Daily Bagel: Hewitt thinks Nishikori will be a Grand Slam contender one day

Decrease fontDecrease font
Enlarge fontEnlarge font

The Daily Bagel is your dose of the interesting reporting, writing and quipping from around the Internet.

• Video: Thirteen minutes of Andy Murray’s best shots, both on and off the court.

• Lleyton Hewitt pegs Kei Nishikori as a future Grand Slam contender.

• Serena Williams was following the U.S. Fed Cup team’s progress in Cleveland last weekend, sending captain Mary Joe Fernandez text messages during matches.

• Maria Sharapova shared her photo diary from Sochi with Vogue.

• Ranking the coolest tennis players of all time.

• Spanish figure skater Javier Fernandez, who is a favorite to win a medal, says he gets inspiration from Rafael Nadal.

“How hard that man fights, how he is personally… Very few people can get to be like he is,” Fernandez told dpa two days ahead of the singles event he is set to compete in.

“Being as strong as he is mentally, controlling everything, your head, your hold on things, the physical thing,” Fernandez said of the tennis world number one.

• Grantland’s Paul Wachter examines the brutal world of Futures tournaments, the lowest rung of the ATP ladder.
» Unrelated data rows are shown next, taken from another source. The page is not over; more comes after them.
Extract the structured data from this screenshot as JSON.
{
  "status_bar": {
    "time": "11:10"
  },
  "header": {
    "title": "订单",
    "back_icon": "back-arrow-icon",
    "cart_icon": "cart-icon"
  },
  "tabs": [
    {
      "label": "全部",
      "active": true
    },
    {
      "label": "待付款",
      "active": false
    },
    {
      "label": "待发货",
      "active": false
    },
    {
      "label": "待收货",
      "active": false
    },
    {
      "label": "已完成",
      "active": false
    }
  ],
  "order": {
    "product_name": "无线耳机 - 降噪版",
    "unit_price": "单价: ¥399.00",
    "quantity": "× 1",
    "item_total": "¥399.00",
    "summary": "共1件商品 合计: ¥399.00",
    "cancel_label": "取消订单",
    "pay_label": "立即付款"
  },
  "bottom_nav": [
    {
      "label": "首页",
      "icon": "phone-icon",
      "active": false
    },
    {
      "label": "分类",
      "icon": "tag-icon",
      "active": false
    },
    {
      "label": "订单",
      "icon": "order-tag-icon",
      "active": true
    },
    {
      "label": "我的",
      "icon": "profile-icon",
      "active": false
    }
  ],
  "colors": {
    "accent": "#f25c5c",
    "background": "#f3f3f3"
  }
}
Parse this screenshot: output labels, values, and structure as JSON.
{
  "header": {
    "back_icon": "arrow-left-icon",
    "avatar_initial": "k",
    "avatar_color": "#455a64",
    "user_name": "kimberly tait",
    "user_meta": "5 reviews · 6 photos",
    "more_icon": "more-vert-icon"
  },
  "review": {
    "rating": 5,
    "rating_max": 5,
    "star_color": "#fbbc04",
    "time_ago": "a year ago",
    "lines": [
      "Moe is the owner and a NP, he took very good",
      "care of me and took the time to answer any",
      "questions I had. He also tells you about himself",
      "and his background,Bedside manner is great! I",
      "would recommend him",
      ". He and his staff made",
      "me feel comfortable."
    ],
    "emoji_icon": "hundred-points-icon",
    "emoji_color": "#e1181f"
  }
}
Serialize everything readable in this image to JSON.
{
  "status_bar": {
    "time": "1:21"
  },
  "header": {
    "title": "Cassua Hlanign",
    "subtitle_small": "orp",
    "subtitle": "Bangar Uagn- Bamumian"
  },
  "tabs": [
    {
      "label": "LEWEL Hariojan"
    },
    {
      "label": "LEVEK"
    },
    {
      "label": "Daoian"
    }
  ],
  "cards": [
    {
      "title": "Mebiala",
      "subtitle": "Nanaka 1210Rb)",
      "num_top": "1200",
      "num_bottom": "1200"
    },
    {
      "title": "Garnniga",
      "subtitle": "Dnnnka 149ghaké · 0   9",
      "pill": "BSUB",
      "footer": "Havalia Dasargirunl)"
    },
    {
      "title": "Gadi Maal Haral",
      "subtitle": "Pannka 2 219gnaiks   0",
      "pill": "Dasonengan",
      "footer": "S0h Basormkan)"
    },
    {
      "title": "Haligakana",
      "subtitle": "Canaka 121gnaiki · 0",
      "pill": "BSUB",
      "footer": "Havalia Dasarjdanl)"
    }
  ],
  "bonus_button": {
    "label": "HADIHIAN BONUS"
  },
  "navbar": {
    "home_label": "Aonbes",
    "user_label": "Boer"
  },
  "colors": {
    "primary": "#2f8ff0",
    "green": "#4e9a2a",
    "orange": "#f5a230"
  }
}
Of all the players I met, [Jean-Yves] Aubone was perhaps the most introspective about life on professional tennis’s bottom rung. He had a stellar collegiate career at Florida and also won two Futures tournaments while a student. But when he graduated in 2010 he was burned out and took a job at a small financial firm before joining Morgan Stanley in Miami. Then he felt the itch to play again, to make a committed run in the pros.

Aubone fully recognizes the financial absurdity of this choice. “When I left Morgan Stanley, I was making a lot of money,” he says. “And then last week, Vahid and I won the doubles in Plantation and I got $170.”

“Look, no one here is doing this for the money,” he says. Still, he recognizes that he can’t live like this indefinitely. “I’m 26,” he says. “That’s not old if you’re a top player. The average age of players in the top 100 is 28, and many are playing into their thirties. But if you’re not up in the rankings, if you’re not making a living, at some point it doesn’t make sense to keep fighting in the Futures. For me, this probably is a make-or-break year.”

• Stanislas Wawrinka has signed with Subaru in Switzerland (link in French).

• Ouch. Jamie Hampton has been under the knife twice over the last few weeks:

• Introducing Margin of Error, a new tennis podcast that’s worth subscribing to from the folks at Tennis Abstract and The Changeover blogs.

• Non-tennis: Russian media reports that a Deadspin editor was stripped of his Olympic accreditation. Yeah, he’s not even in Sochi.

  • Published On Feb 11, 2014

    Stupid. It sounds like Hewitt was asked specifically who among Asian players is most likely to win a slam - and he simply picked the highest ranked dude (direct quote: "in terms of the Asian guys ... "). So no, he doesn't actually think Kei has a chance to win a major but among Asian player, Kei has the best chance. Way to twist a quote around.

    Kei has next to zero chance to win a major as long as Rafa, Nole, Murray, and Fed are in the draw ... more-so the first three guys. He's essentially Murray Lite - great defense, great speed, but unlike Murray, very little power. Don't let the Rafa match at the AO fool you. There's a reason why he's made ONE quarterfinal appearance in a major. As opposed to Stan Wawrinka - who had horrible H2H against the top players before breaking through recently - Kei has no weapons. His forehand is average. His backhand is solid. His net play is non-existent. But most importantly against the elite players, his serve is a liability. Among the top 20 or so players, he and Ferrer have the worst serves.

    So does anyone think Kei can grind it out in seven consecutive matches at a major? He's vulnerable against the dangerous floaters (who can overpower him) and pretty much hopeless against the top-tier guys, who can grind him down. He's just the wrong player in the wrong era.